Örebro School of Theology – An Introduction

Founded by John Ongman in 1908, the school is fulfilling its core activity to educate and train pastors, leaders and mission workers for the church. The school has been a member of the European Evangelical Accrediting Association (EEAA) since its inception in 1979 and got accredited by this body in 1991. In 1993, the seminarywas accredited by the Swedish state to grant degrees in Theology/Religious Studies (from 2004 on the Bachelor level). Today the school offers a wide variety of courses and programs targeted at various groups.

Academic Programs

Örebro Missionsskola (Örebro School of Theology) offers educational programs with approx. 50 full-time and 130 part-time students from a wide variety of denominations. In cooperation with the Academy for Leadership and Theology (ALT), which is a church-based program, another 100 full-time students are enrolled.

The school offers three academic programs on campus for one to three years of study; a one-year distant learning program (part time); freestanding campus or distance courses; a one year mission and inter-cultural training program (PROMIS). The students are eligible for state grants and loans for their studies.

Örebro School of Theology also offers a non-academic program in Church leadership (Församlingsledarakademin – FL): a two-year program where the student combines campus courses with practical traning together with a mentor in a local church.

English speaking courses offered at Örebro School of Theology


Örebro School of Theology is situated immediately adjacent to a growing university of around 11.000 students in Örebro, a city of about 140.000 citizens. In Sweden housing is normally not provided by the schools. Our students benefit, however, from a large supply of lodging in the area available to students. Thereby the students at Örebro School of Theology share the terms that apply to other students.


The faculty of Örebro School of Theology consists of about 7 full time lecturers and a number of part time lecturers. Twelve faculty members hold PhD/ThD and four are pursuing doctoral studies. The lecturers also teach in other schools in Sweden and abroad.


A merger between three baptist/evangelical denominations in Sweden, Örebromissionen, Helgelseförbundet and Fribaptisterna, had the consequence that Örebro Missionsskola is owned by Evangeliska Frikyrkan (internationally known as Interact). Örebro School of Theology also cooperates with Åbo Akademi and Ansgar Teologiska Högskola (Ansgar College and Theological Seminary) in graduate studies (master programs).

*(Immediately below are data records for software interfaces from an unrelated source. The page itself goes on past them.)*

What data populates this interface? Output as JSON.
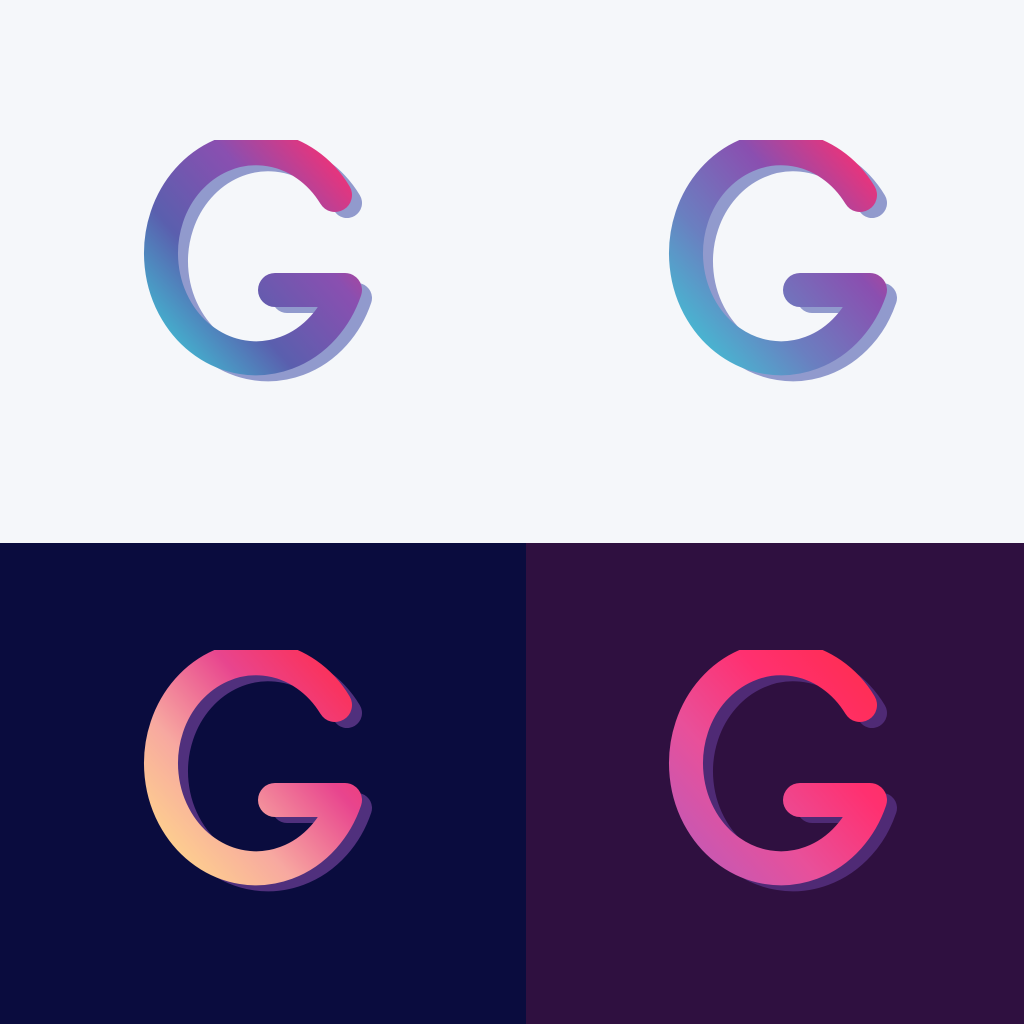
{
  "panels": [
    {
      "id": "light-a",
      "background": "#F5F7FA",
      "gradient": [
        "#3EC6D6",
        "#5A5FAE",
        "#8A4FB0",
        "#FF2D6F"
      ],
      "inner_shade": "#3E4FA8"
    },
    {
      "id": "light-b",
      "background": "#F5F7FA",
      "gradient": [
        "#3EC6D6",
        "#6A7FC0",
        "#8A4FB0",
        "#FF2D6F"
      ],
      "inner_shade": "#3E4FA8"
    },
    {
      "id": "navy",
      "background": "#0A0C3E",
      "gradient": [
        "#FFD98A",
        "#F7A8A0",
        "#E8458E",
        "#FF2D4F"
      ],
      "inner_shade": "#8A4FB0"
    },
    {
      "id": "plum",
      "background": "#2F1040",
      "gradient": [
        "#C05AB8",
        "#E8509A",
        "#FF3070",
        "#FF2D4F"
      ],
      "inner_shade": "#6A3FA0"
    }
  ]
}
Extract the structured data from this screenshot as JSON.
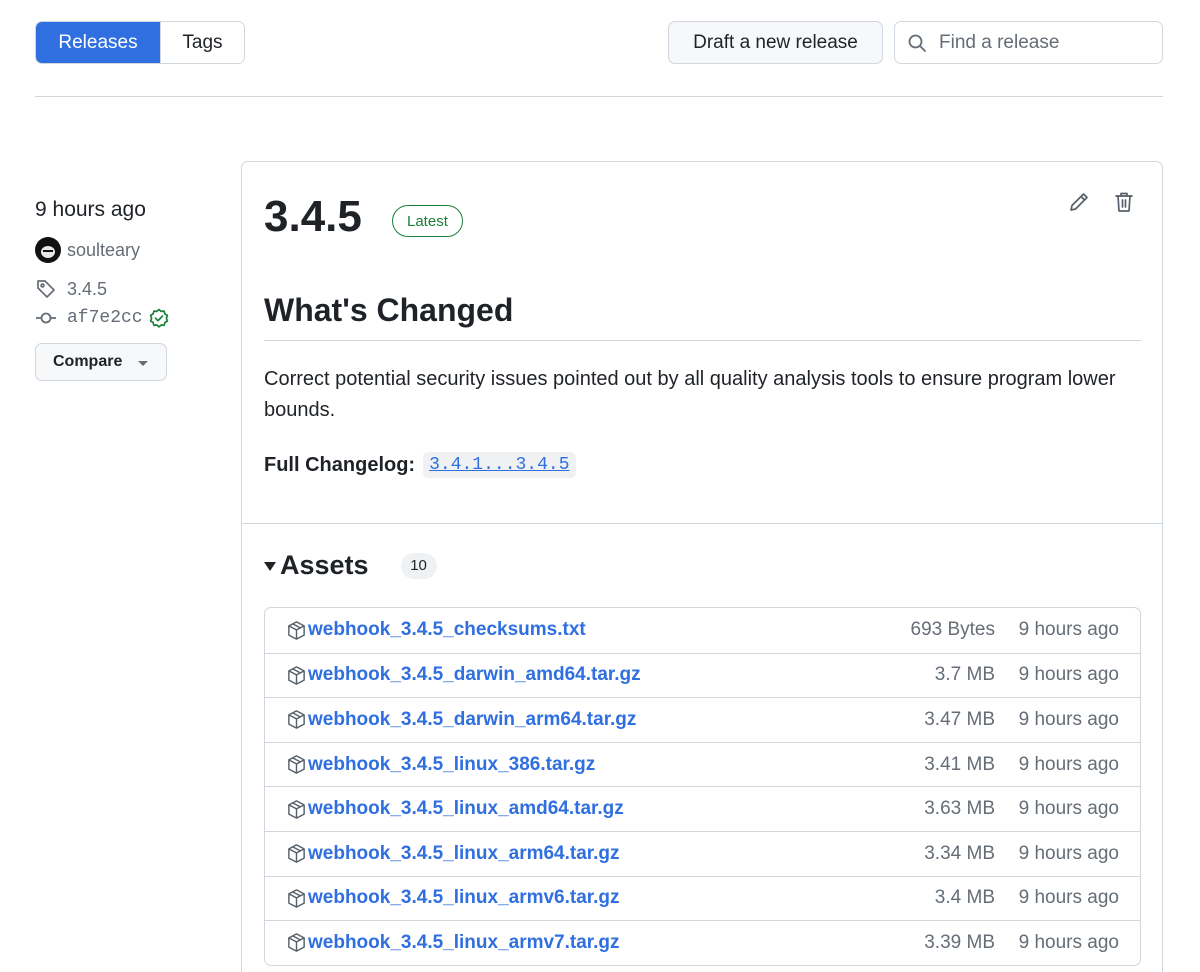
{
  "tabs": {
    "releases": "Releases",
    "tags": "Tags"
  },
  "actions": {
    "draft": "Draft a new release"
  },
  "search": {
    "placeholder": "Find a release"
  },
  "sidebar": {
    "time": "9 hours ago",
    "author": "soulteary",
    "tag": "3.4.5",
    "commit": "af7e2cc",
    "compare": "Compare"
  },
  "release": {
    "title": "3.4.5",
    "badge": "Latest",
    "heading": "What's Changed",
    "description": "Correct potential security issues pointed out by all quality analysis tools to ensure program lower bounds.",
    "changelog_label": "Full Changelog:",
    "changelog_link": "3.4.1...3.4.5"
  },
  "assets": {
    "title": "Assets",
    "count": "10",
    "items": [
      {
        "name": "webhook_3.4.5_checksums.txt",
        "size": "693 Bytes",
        "time": "9 hours ago"
      },
      {
        "name": "webhook_3.4.5_darwin_amd64.tar.gz",
        "size": "3.7 MB",
        "time": "9 hours ago"
      },
      {
        "name": "webhook_3.4.5_darwin_arm64.tar.gz",
        "size": "3.47 MB",
        "time": "9 hours ago"
      },
      {
        "name": "webhook_3.4.5_linux_386.tar.gz",
        "size": "3.41 MB",
        "time": "9 hours ago"
      },
      {
        "name": "webhook_3.4.5_linux_amd64.tar.gz",
        "size": "3.63 MB",
        "time": "9 hours ago"
      },
      {
        "name": "webhook_3.4.5_linux_arm64.tar.gz",
        "size": "3.34 MB",
        "time": "9 hours ago"
      },
      {
        "name": "webhook_3.4.5_linux_armv6.tar.gz",
        "size": "3.4 MB",
        "time": "9 hours ago"
      },
      {
        "name": "webhook_3.4.5_linux_armv7.tar.gz",
        "size": "3.39 MB",
        "time": "9 hours ago"
      }
    ]
  },
  "colors": {
    "accent": "#2f6fe0",
    "success": "#1a7f37",
    "border": "#d0d7de",
    "muted": "#656d76"
  }
}
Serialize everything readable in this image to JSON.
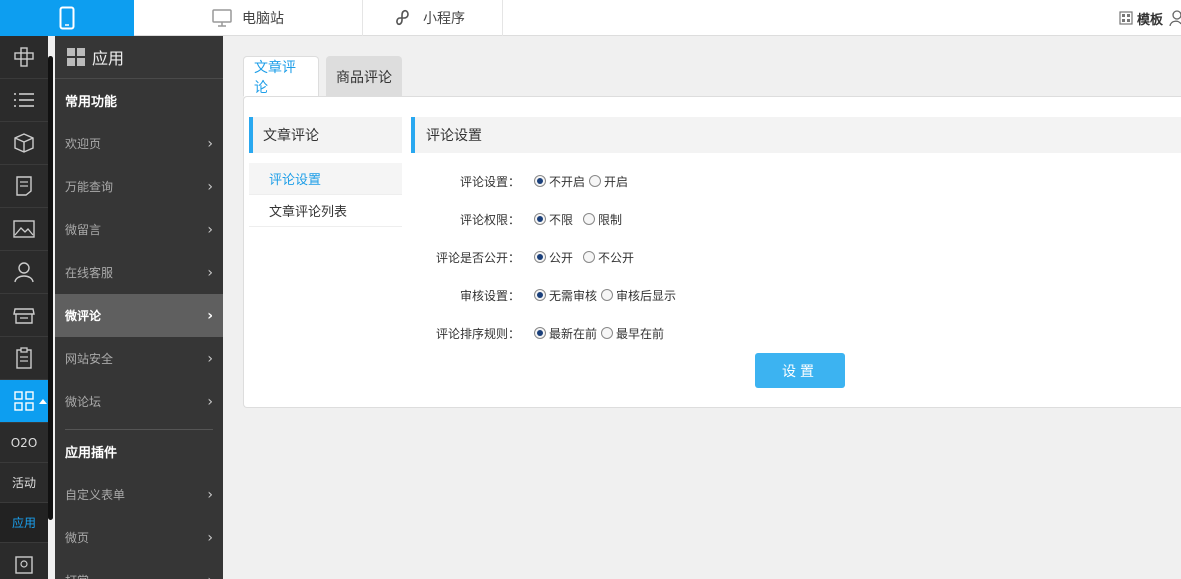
{
  "topbar": {
    "pc_label": "电脑站",
    "mini_label": "小程序",
    "template_label": "模板"
  },
  "rail": {
    "texts": [
      "O2O",
      "活动",
      "应用"
    ]
  },
  "submenu": {
    "header": "应用",
    "section1": "常用功能",
    "items": [
      "欢迎页",
      "万能查询",
      "微留言",
      "在线客服",
      "微评论",
      "网站安全",
      "微论坛"
    ],
    "section2": "应用插件",
    "items2": [
      "自定义表单",
      "微页",
      "打赏"
    ]
  },
  "tabs": [
    "文章评论",
    "商品评论"
  ],
  "leftnav": {
    "title": "文章评论",
    "items": [
      "评论设置",
      "文章评论列表"
    ]
  },
  "form": {
    "title": "评论设置",
    "rows": [
      {
        "label": "评论设置：",
        "opt1": "不开启",
        "opt2": "开启"
      },
      {
        "label": "评论权限：",
        "opt1": "不限",
        "opt2": "限制"
      },
      {
        "label": "评论是否公开：",
        "opt1": "公开",
        "opt2": "不公开"
      },
      {
        "label": "审核设置：",
        "opt1": "无需审核",
        "opt2": "审核后显示"
      },
      {
        "label": "评论排序规则：",
        "opt1": "最新在前",
        "opt2": "最早在前"
      }
    ],
    "submit": "设置"
  },
  "colors": {
    "accent": "#0d9ef0",
    "button": "#3cb3f1"
  }
}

Evangeliska Frikyrkan, the Swedish Pentecostal Movement and the Swedish Alliance Mission together own a four year leadership training program (ALT, Academy for Leadership and Theology). Örebro School of Theology cooperates with this program, as its students join the academic program during their third and fourth year of study.


The one year program gives a Certificate in Theology (60 ECTS credits), the two year program a Diploma in Theology (120 ECTS-credits), and the three year program a Degree of Bachelor of Theology (180 ECTS-credits). The degrees are accredited by the Swedish Higher Education Authority (UKÄ) and the costs are also subsidized by the state. A four year program (Master of Divinity) is accredited by The European Evangelical Accrediting Association (EEAA), which specifically aims at preparing the student for Christian work in churches and mission (see below). However, one fourth of the program does not render credit points in the Swedish university system.

Networks and possibilities

We are delighted that our school enjoys a good reputation and corresponds to a demand for contemporary evangelical theological education. We are happy for the network of contacts with other institutions both within and outside our country; agreements exist with some theological schools that enable our students to take courses in other countries or apply to graduate studies on campus in Örebro.

From 2007 we partake in the Erasmus programme for exhange between students and staff within Europe. We have special agreements with Ansgarsskolen in Norway, Evangelische Theologische Faculteit in Brussels, and Åbo Akademi in Finland. For the future we are interested in developing more international contacts, especially in establishing a recurrent exchange of students and staff with academic institutions in the two-third world.